Human behavior is a complex and multifaceted realm, particularly in the context of interpersonal relationships. When someone exhibits shyness around one person but not others, it can be both intriguing and perplexing. This article aims to explore the various factors that may contribute to this phenomenon, shedding light on why a person might appear shy around one individual while being more outgoing with others.
Shyness is a common personality trait characterized by feelings of apprehension, unease, or anxiety in social situations. Shy individuals often find it challenging to initiate and maintain conversations, express themselves openly, or engage comfortably with others. While shyness can affect people in various ways, it becomes particularly intriguing when someone is selectively shy around specific individuals.
Possible Explanations for Selective Shyness
1. Social Anxiety Disorder: One possible explanation for someone being shy around one person but not others is the presence of social anxiety disorder. This psychological condition can lead to intense anxiety and discomfort in social situations, but its severity can vary depending on the people involved. For instance, the individual may perceive the person they are shy around as more intimidating, leading to increased anxiety and shyness in their presence.
2. Strong Feelings: Sometimes, when someone has strong feelings for another person, whether romantic or platonic, it can trigger shyness. The intensity of their emotions may make them nervous or self-conscious, leading to shyness as they fear making a negative impression on the person they care about.
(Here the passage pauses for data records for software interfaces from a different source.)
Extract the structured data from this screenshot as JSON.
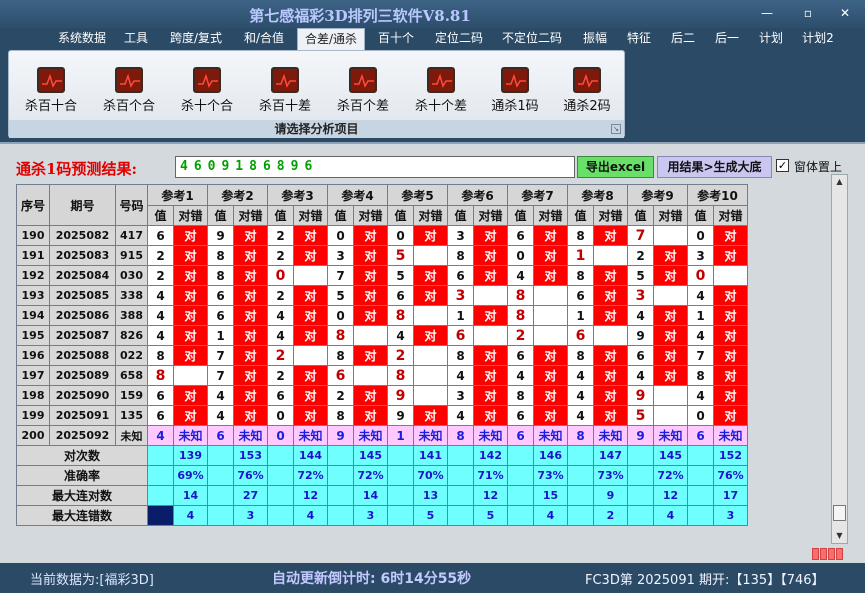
{
  "app": {
    "title": "第七感福彩3D排列三软件V8.81",
    "window_buttons": {
      "minimize": "—",
      "restore": "▫",
      "close": "✕"
    }
  },
  "menu": [
    "系统数据",
    "工具",
    "跨度/复式",
    "和/合值",
    "合差/通杀",
    "百十个",
    "定位二码",
    "不定位二码",
    "振幅",
    "特征",
    "后二",
    "后一",
    "计划",
    "计划2"
  ],
  "ribbon": {
    "tools": [
      "杀百十合",
      "杀百个合",
      "杀十个合",
      "杀百十差",
      "杀百个差",
      "杀十个差",
      "通杀1码",
      "通杀2码"
    ],
    "caption": "请选择分析项目"
  },
  "prediction": {
    "label": "通杀1码预测结果:",
    "value": "4609186896",
    "export_button": "导出excel",
    "generate_button": "用结果>生成大底",
    "checkbox_label": "窗体置上",
    "checkbox_checked": "✓"
  },
  "table": {
    "headers": {
      "seq": "序号",
      "issue": "期号",
      "code": "号码",
      "refs": [
        "参考1",
        "参考2",
        "参考3",
        "参考4",
        "参考5",
        "参考6",
        "参考7",
        "参考8",
        "参考9",
        "参考10"
      ],
      "value": "值",
      "hit": "对错"
    },
    "ok_text": "对",
    "rows": [
      {
        "seq": "190",
        "issue": "2025082",
        "code": "417",
        "vals": [
          "6",
          "9",
          "2",
          "0",
          "0",
          "3",
          "6",
          "8",
          "7",
          "0"
        ],
        "hits": [
          1,
          1,
          1,
          1,
          1,
          1,
          1,
          1,
          0,
          1
        ]
      },
      {
        "seq": "191",
        "issue": "2025083",
        "code": "915",
        "vals": [
          "2",
          "8",
          "2",
          "3",
          "5",
          "8",
          "0",
          "1",
          "2",
          "3"
        ],
        "hits": [
          1,
          1,
          1,
          1,
          0,
          1,
          1,
          0,
          1,
          1
        ]
      },
      {
        "seq": "192",
        "issue": "2025084",
        "code": "030",
        "vals": [
          "2",
          "8",
          "0",
          "7",
          "5",
          "6",
          "4",
          "8",
          "5",
          "0"
        ],
        "hits": [
          1,
          1,
          0,
          1,
          1,
          1,
          1,
          1,
          1,
          0
        ]
      },
      {
        "seq": "193",
        "issue": "2025085",
        "code": "338",
        "vals": [
          "4",
          "6",
          "2",
          "5",
          "6",
          "3",
          "8",
          "6",
          "3",
          "4"
        ],
        "hits": [
          1,
          1,
          1,
          1,
          1,
          0,
          0,
          1,
          0,
          1
        ]
      },
      {
        "seq": "194",
        "issue": "2025086",
        "code": "388",
        "vals": [
          "4",
          "6",
          "4",
          "0",
          "8",
          "1",
          "8",
          "1",
          "4",
          "1"
        ],
        "hits": [
          1,
          1,
          1,
          1,
          0,
          1,
          0,
          1,
          1,
          1
        ]
      },
      {
        "seq": "195",
        "issue": "2025087",
        "code": "826",
        "vals": [
          "4",
          "1",
          "4",
          "8",
          "4",
          "6",
          "2",
          "6",
          "9",
          "4"
        ],
        "hits": [
          1,
          1,
          1,
          0,
          1,
          0,
          0,
          0,
          1,
          1
        ]
      },
      {
        "seq": "196",
        "issue": "2025088",
        "code": "022",
        "vals": [
          "8",
          "7",
          "2",
          "8",
          "2",
          "8",
          "6",
          "8",
          "6",
          "7"
        ],
        "hits": [
          1,
          1,
          0,
          1,
          0,
          1,
          1,
          1,
          1,
          1
        ]
      },
      {
        "seq": "197",
        "issue": "2025089",
        "code": "658",
        "vals": [
          "8",
          "7",
          "2",
          "6",
          "8",
          "4",
          "4",
          "4",
          "4",
          "8"
        ],
        "hits": [
          0,
          1,
          1,
          0,
          0,
          1,
          1,
          1,
          1,
          1
        ]
      },
      {
        "seq": "198",
        "issue": "2025090",
        "code": "159",
        "vals": [
          "6",
          "4",
          "6",
          "2",
          "9",
          "3",
          "8",
          "4",
          "9",
          "4"
        ],
        "hits": [
          1,
          1,
          1,
          1,
          0,
          1,
          1,
          1,
          0,
          1
        ]
      },
      {
        "seq": "199",
        "issue": "2025091",
        "code": "135",
        "vals": [
          "6",
          "4",
          "0",
          "8",
          "9",
          "4",
          "6",
          "4",
          "5",
          "0"
        ],
        "hits": [
          1,
          1,
          1,
          1,
          1,
          1,
          1,
          1,
          0,
          1
        ]
      }
    ],
    "pending": {
      "seq": "200",
      "issue": "2025092",
      "code": "未知",
      "vals": [
        "4",
        "6",
        "0",
        "9",
        "1",
        "8",
        "6",
        "8",
        "9",
        "6"
      ],
      "unknown": "未知"
    },
    "stats": [
      {
        "label": "对次数",
        "values": [
          "139",
          "153",
          "144",
          "145",
          "141",
          "142",
          "146",
          "147",
          "145",
          "152"
        ]
      },
      {
        "label": "准确率",
        "values": [
          "69%",
          "76%",
          "72%",
          "72%",
          "70%",
          "71%",
          "73%",
          "73%",
          "72%",
          "76%"
        ]
      },
      {
        "label": "最大连对数",
        "values": [
          "14",
          "27",
          "12",
          "14",
          "13",
          "12",
          "15",
          "9",
          "12",
          "17"
        ]
      },
      {
        "label": "最大连错数",
        "values": [
          "4",
          "3",
          "4",
          "3",
          "5",
          "5",
          "4",
          "2",
          "4",
          "3"
        ]
      }
    ]
  },
  "status": {
    "current_data": "当前数据为:[福彩3D]",
    "countdown": "自动更新倒计时: 6时14分55秒",
    "latest": "FC3D第 2025091 期开:【135】【746】"
  },
  "colors": {
    "hit_red": "#ff0000",
    "pending_pink": "#ffc8ff",
    "stats_cyan": "#6fffff",
    "prediction_green": "#00a000",
    "prediction_label_red": "#e00000"
  }
}
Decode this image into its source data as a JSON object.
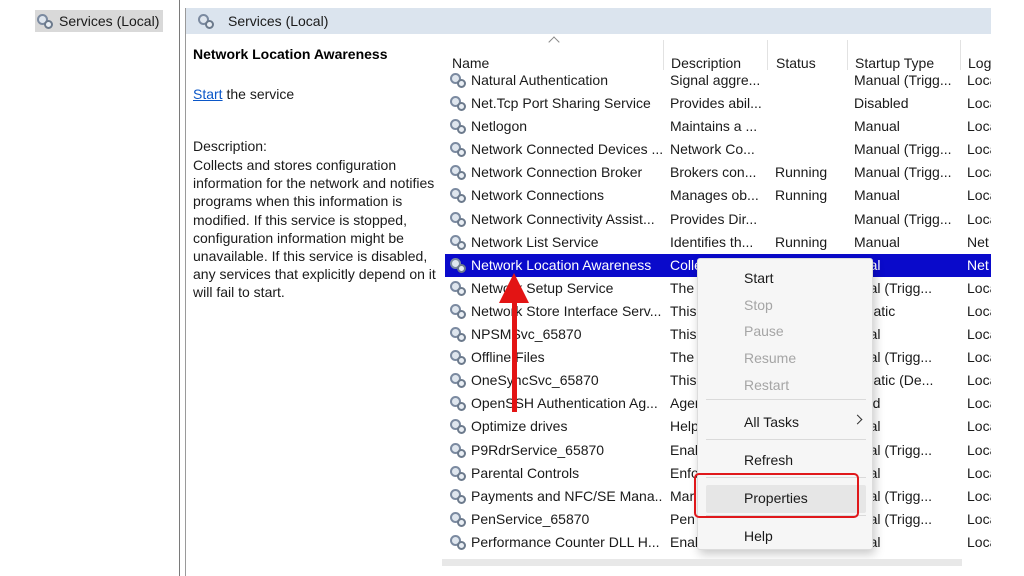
{
  "tree": {
    "root_label": "Services (Local)"
  },
  "header": {
    "title": "Services (Local)"
  },
  "description_pane": {
    "service_name": "Network Location Awareness",
    "start_link": "Start",
    "start_suffix": " the service",
    "description_label": "Description:",
    "description_text": "Collects and stores configuration information for the network and notifies programs when this information is modified. If this service is stopped, configuration information might be unavailable. If this service is disabled, any services that explicitly depend on it will fail to start."
  },
  "columns": [
    "Name",
    "Description",
    "Status",
    "Startup Type",
    "Log"
  ],
  "rows": [
    {
      "name": "Natural Authentication",
      "desc": "Signal aggre...",
      "status": "",
      "startup": "Manual (Trigg...",
      "log": "Loca"
    },
    {
      "name": "Net.Tcp Port Sharing Service",
      "desc": "Provides abil...",
      "status": "",
      "startup": "Disabled",
      "log": "Loca"
    },
    {
      "name": "Netlogon",
      "desc": "Maintains a ...",
      "status": "",
      "startup": "Manual",
      "log": "Loca"
    },
    {
      "name": "Network Connected Devices ...",
      "desc": "Network Co...",
      "status": "",
      "startup": "Manual (Trigg...",
      "log": "Loca"
    },
    {
      "name": "Network Connection Broker",
      "desc": "Brokers con...",
      "status": "Running",
      "startup": "Manual (Trigg...",
      "log": "Loca"
    },
    {
      "name": "Network Connections",
      "desc": "Manages ob...",
      "status": "Running",
      "startup": "Manual",
      "log": "Loca"
    },
    {
      "name": "Network Connectivity Assist...",
      "desc": "Provides Dir...",
      "status": "",
      "startup": "Manual (Trigg...",
      "log": "Loca"
    },
    {
      "name": "Network List Service",
      "desc": "Identifies th...",
      "status": "Running",
      "startup": "Manual",
      "log": "Net"
    },
    {
      "name": "Network Location Awareness",
      "desc": "Colle",
      "status": "",
      "startup": "nual",
      "log": "Net"
    },
    {
      "name": "Network Setup Service",
      "desc": "The",
      "status": "",
      "startup": "nual (Trigg...",
      "log": "Loca"
    },
    {
      "name": "Network Store Interface Serv...",
      "desc": "This",
      "status": "",
      "startup": "omatic",
      "log": "Loca"
    },
    {
      "name": "NPSMSvc_65870",
      "desc": "This",
      "status": "",
      "startup": "nual",
      "log": "Loca"
    },
    {
      "name": "Offline Files",
      "desc": "The",
      "status": "",
      "startup": "nual (Trigg...",
      "log": "Loca"
    },
    {
      "name": "OneSyncSvc_65870",
      "desc": "This",
      "status": "",
      "startup": "omatic (De...",
      "log": "Loca"
    },
    {
      "name": "OpenSSH Authentication Ag...",
      "desc": "Agen",
      "status": "",
      "startup": "bled",
      "log": "Loca"
    },
    {
      "name": "Optimize drives",
      "desc": "Help",
      "status": "",
      "startup": "nual",
      "log": "Loca"
    },
    {
      "name": "P9RdrService_65870",
      "desc": "Enab",
      "status": "",
      "startup": "nual (Trigg...",
      "log": "Loca"
    },
    {
      "name": "Parental Controls",
      "desc": "Enfo",
      "status": "",
      "startup": "nual",
      "log": "Loca"
    },
    {
      "name": "Payments and NFC/SE Mana...",
      "desc": "Mar",
      "status": "",
      "startup": "nual (Trigg...",
      "log": "Loca"
    },
    {
      "name": "PenService_65870",
      "desc": "Pen",
      "status": "",
      "startup": "nual (Trigg...",
      "log": "Loca"
    },
    {
      "name": "Performance Counter DLL H...",
      "desc": "Enab",
      "status": "",
      "startup": "nual",
      "log": "Loca"
    }
  ],
  "context_menu": {
    "start": "Start",
    "stop": "Stop",
    "pause": "Pause",
    "resume": "Resume",
    "restart": "Restart",
    "all_tasks": "All Tasks",
    "refresh": "Refresh",
    "properties": "Properties",
    "help": "Help"
  },
  "colors": {
    "selection": "#0a0acb",
    "annotation": "#e31414",
    "link": "#0b57c8"
  }
}
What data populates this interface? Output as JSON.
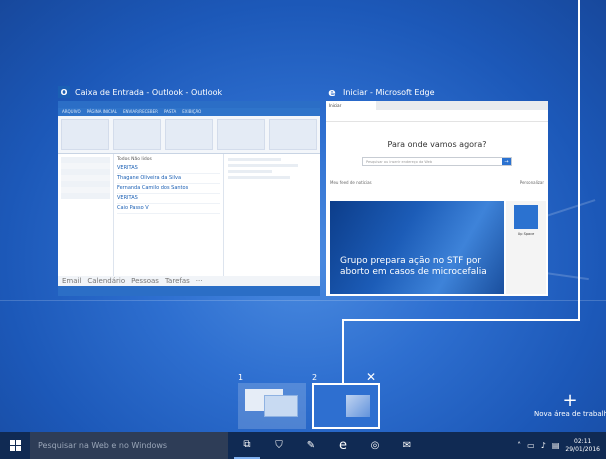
{
  "windows": {
    "outlook": {
      "title": "Caixa de Entrada - Outlook - Outlook",
      "icon": "outlook-icon",
      "tabs": [
        "ARQUIVO",
        "PÁGINA INICIAL",
        "ENVIAR/RECEBER",
        "PASTA",
        "EXIBIÇÃO"
      ],
      "list_header": "Todos   Não lidos",
      "mails": [
        {
          "sender": "VERITAS",
          "preview": ""
        },
        {
          "sender": "Thagane Oliveira da Silva",
          "preview": ""
        },
        {
          "sender": "Fernanda Camilo dos Santos",
          "preview": ""
        },
        {
          "sender": "VERITAS",
          "preview": ""
        },
        {
          "sender": "Caio Passo V",
          "preview": ""
        }
      ],
      "footer": [
        "Email",
        "Calendário",
        "Pessoas",
        "Tarefas",
        "···"
      ]
    },
    "edge": {
      "title": "Iniciar - Microsoft Edge",
      "icon": "edge-icon",
      "tab_label": "Iniciar",
      "question": "Para onde vamos agora?",
      "search_placeholder": "Pesquisar ou inserir endereço da Web",
      "feed_title": "Meu feed de notícias",
      "feed_action": "Personalizar",
      "headline": "Grupo prepara ação no STF por aborto em casos de microcefalia",
      "side_tile": "Up Space"
    }
  },
  "virtual_desktops": [
    {
      "number": "1"
    },
    {
      "number": "2"
    }
  ],
  "close_glyph": "✕",
  "new_desktop": {
    "plus": "+",
    "label": "Nova área de trabalho"
  },
  "taskbar": {
    "search_placeholder": "Pesquisar na Web e no Windows",
    "clock_time": "02:11",
    "clock_date": "29/01/2016"
  },
  "colors": {
    "accent": "#2e6fd0",
    "taskbar": "#102a53"
  }
}
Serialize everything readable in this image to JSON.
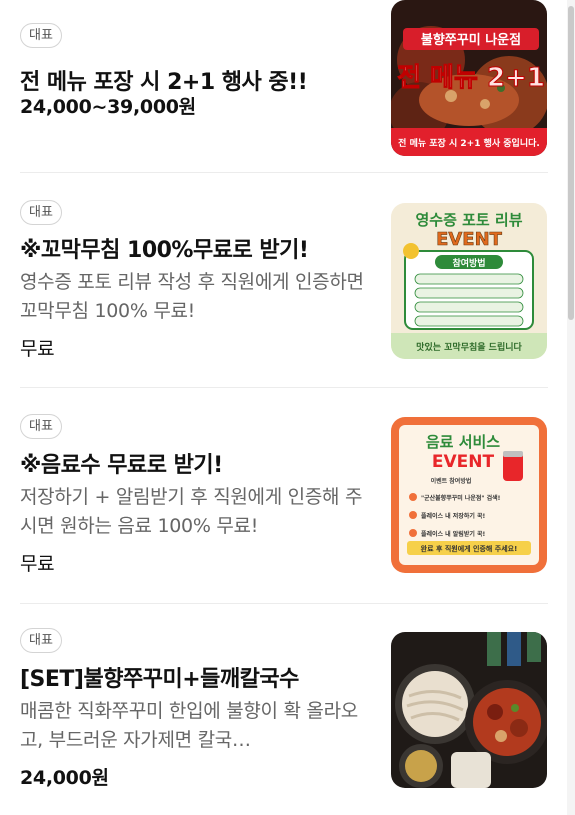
{
  "menu": {
    "items": [
      {
        "badge": "대표",
        "title": "전 메뉴 포장 시 2+1 행사 중!!",
        "description": "",
        "price": "24,000~39,000원",
        "image": {
          "line1": "불향쭈꾸미 나운점",
          "line2": "전 메뉴 2+1",
          "footer": "전 메뉴 포장 시 2+1 행사 중입니다."
        }
      },
      {
        "badge": "대표",
        "title": "※꼬막무침 100%무료로 받기!",
        "description": "영수증 포토 리뷰 작성 후 직원에게 인증하면 꼬막무침 100% 무료!",
        "price": "무료",
        "image": {
          "line1": "영수증 포토 리뷰",
          "line2": "EVENT",
          "header": "참여방법",
          "footer": "맛있는 꼬막무침을 드립니다"
        }
      },
      {
        "badge": "대표",
        "title": "※음료수 무료로 받기!",
        "description": "저장하기 + 알림받기 후 직원에게 인증해 주시면 원하는 음료 100% 무료!",
        "price": "무료",
        "image": {
          "line1": "음료 서비스",
          "line2": "EVENT",
          "header": "이벤트 참여방법",
          "step1": "\"군산불향쭈꾸미 나운점\" 검색!",
          "step2": "플레이스 내 저장하기 꾹!",
          "step3": "플레이스 내 알림받기 꾹!",
          "footer": "완료 후 직원에게 인증해 주세요!"
        }
      },
      {
        "badge": "대표",
        "title": "[SET]불향쭈꾸미+들깨칼국수",
        "description": "매콤한 직화쭈꾸미 한입에 불향이 확 올라오고, 부드러운 자가제면 칼국…",
        "price": "24,000원",
        "image": {}
      }
    ]
  },
  "colors": {
    "accent_red": "#e8262a",
    "event_green": "#2e8b3a",
    "event_orange": "#f0703a",
    "divider": "#ececec"
  }
}
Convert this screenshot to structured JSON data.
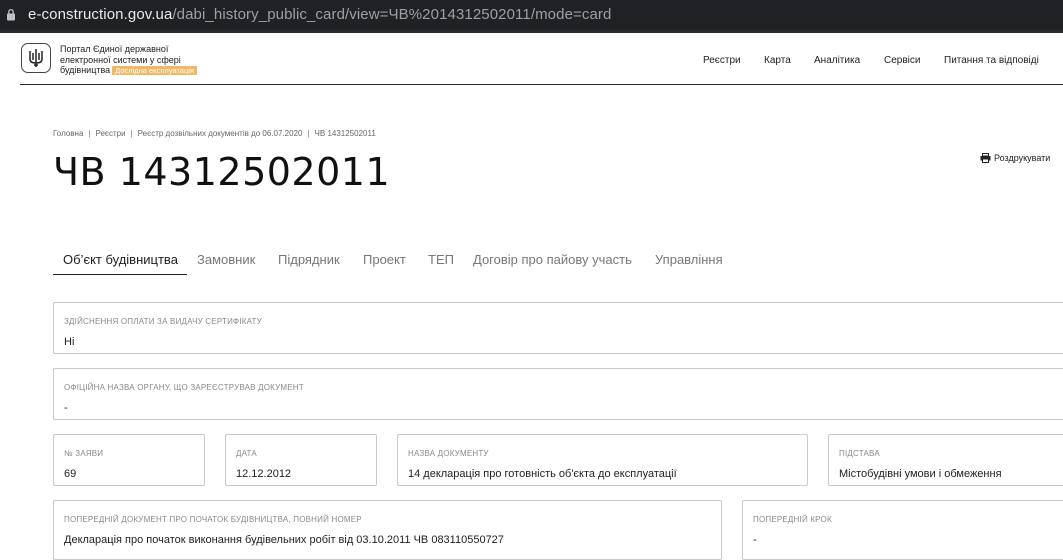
{
  "browser": {
    "url_host": "e-construction.gov.ua",
    "url_path": "/dabi_history_public_card/view=ЧВ%2014312502011/mode=card"
  },
  "header": {
    "portal_line1": "Портал Єдиної державної",
    "portal_line2": "електронної системи у сфері",
    "portal_line3": "будівництва",
    "badge": "Дослідна експлуатація",
    "nav": [
      "Реєстри",
      "Карта",
      "Аналітика",
      "Сервіси",
      "Питання та відповіді"
    ]
  },
  "breadcrumb": [
    "Головна",
    "Реєстри",
    "Реєстр дозвільних документів до 06.07.2020",
    "ЧВ 14312502011"
  ],
  "page": {
    "title": "ЧВ 14312502011",
    "print_label": "Роздрукувати"
  },
  "tabs": [
    "Об’єкт будівництва",
    "Замовник",
    "Підрядник",
    "Проект",
    "ТЕП",
    "Договір про пайову участь",
    "Управління"
  ],
  "fields": {
    "payment": {
      "label": "Здійснення оплати за видачу сертифікату",
      "value": "Ні"
    },
    "authority": {
      "label": "Офіційна назва органу, що зареєстрував документ",
      "value": "-"
    },
    "app_no": {
      "label": "№ заяви",
      "value": "69"
    },
    "date": {
      "label": "Дата",
      "value": "12.12.2012"
    },
    "doc_name": {
      "label": "Назва документу",
      "value": "14 декларація про готовність об'єкта до експлуатації"
    },
    "basis": {
      "label": "Підстава",
      "value": "Містобудівні умови і обмеження"
    },
    "prev_doc": {
      "label": "Попередній документ про початок будівництва, повний номер",
      "value": "Декларація про початок виконання будівельних робіт від 03.10.2011 ЧВ 083110550727"
    },
    "prev_step": {
      "label": "Попередній крок",
      "value": "-"
    }
  },
  "colors": {
    "badge": "#f2b764",
    "addressbar": "#202124"
  }
}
This is often seen in the early stages of a romantic relationship.
3. Low Self-Esteem: Low self-esteem and self-doubt can contribute to selective shyness. If a person feels unworthy or inferior compared to someone they admire or perceive as confident, they may become shy around that individual. This is because they might believe that they are not interesting or attractive enough to hold the other person’s attention or approval.
4. Past Experiences: Past experiences can shape a person’s behavior. If someone has had negative encounters or received criticism or rejection from a particular person in the past, they may develop shyness when interacting with that individual. These previous experiences can create a psychological barrier that makes them feel more vulnerable and reserved around that person.
5. Expectations and Pressure: Sometimes, people place higher expectations and pressure on themselves when interacting with someone they value or look up to. This self-imposed pressure can lead to anxiety and shyness as they strive to meet their own standards or fear disappointing the other person.
6. Personality Dynamics: Differences in personality traits can also contribute to selective shyness. For instance, if one person is naturally extroverted and outgoing while the other is introverted and reserved, it can create a mismatch in social interactions. The introverted individual might feel shy or overwhelmed in the presence of the more extroverted person.
7. Communication Style: Variances in communication styles can lead to selective shyness. If two people have different communication preferences or find it challenging to connect due to contrasting conversational habits, one person might appear shy in their presence. They may feel that they struggle to communicate effectively with that individual.
8. Cultural and Social Factors: Cultural and social factors can influence how people behave in various social situations. Certain cultural norms and expectations may lead someone to exhibit shyness around certain individuals, especially if they perceive those individuals as holding a higher social or cultural status.
Overcoming Selective Shyness
1. Self-Awareness: The first step in addressing selective shyness is self-awareness. Understanding the root causes of one’s shyness around a specific individual can help identify potential solutions or coping strategies.
2. Communication: Open and honest communication with the person in question can be beneficial. Sharing feelings of shyness or discomfort can foster understanding and create a more supportive environment for interaction.
3. Building Confidence: Engaging in activities that boost self-confidence and self-esteem can be instrumental in overcoming shyness. This might involve seeking therapy or counseling, practicing self-affirmations, or setting achievable goals for personal growth.
4. Gradual Exposure: Gradual exposure to situations that trigger shyness can desensitize an individual to their anxiety. Taking small steps toward interacting with the person they are shy around can be an effective way to overcome their shyness over time.
5. Mindfulness and Relaxation Techniques: Mindfulness and relaxation techniques can help manage anxiety and reduce shyness. Practices such as deep breathing, meditation, and mindfulness exercises can help individuals stay present and calm in social interactions.
Selective shyness, where someone is shy around one person but not others, is a complex and multifaceted phenomenon. It can stem from various factors, including social anxiety disorder, strong emotions, low self-esteem, past experiences, personality dynamics, communication styles, and cultural influences. Understanding the underlying causes of selective shyness is the first step toward addressing and potentially overcoming it.
While it is natural for people to experience shyness in certain situations, especially around individuals they admire or feel strongly about, proactive steps can be taken to manage and reduce this shyness. Self-awareness, open communication, building confidence, gradual exposure, and mindfulness techniques can all play a role in helping individuals navigate their shyness and develop more comfortable and fulfilling relationships with others.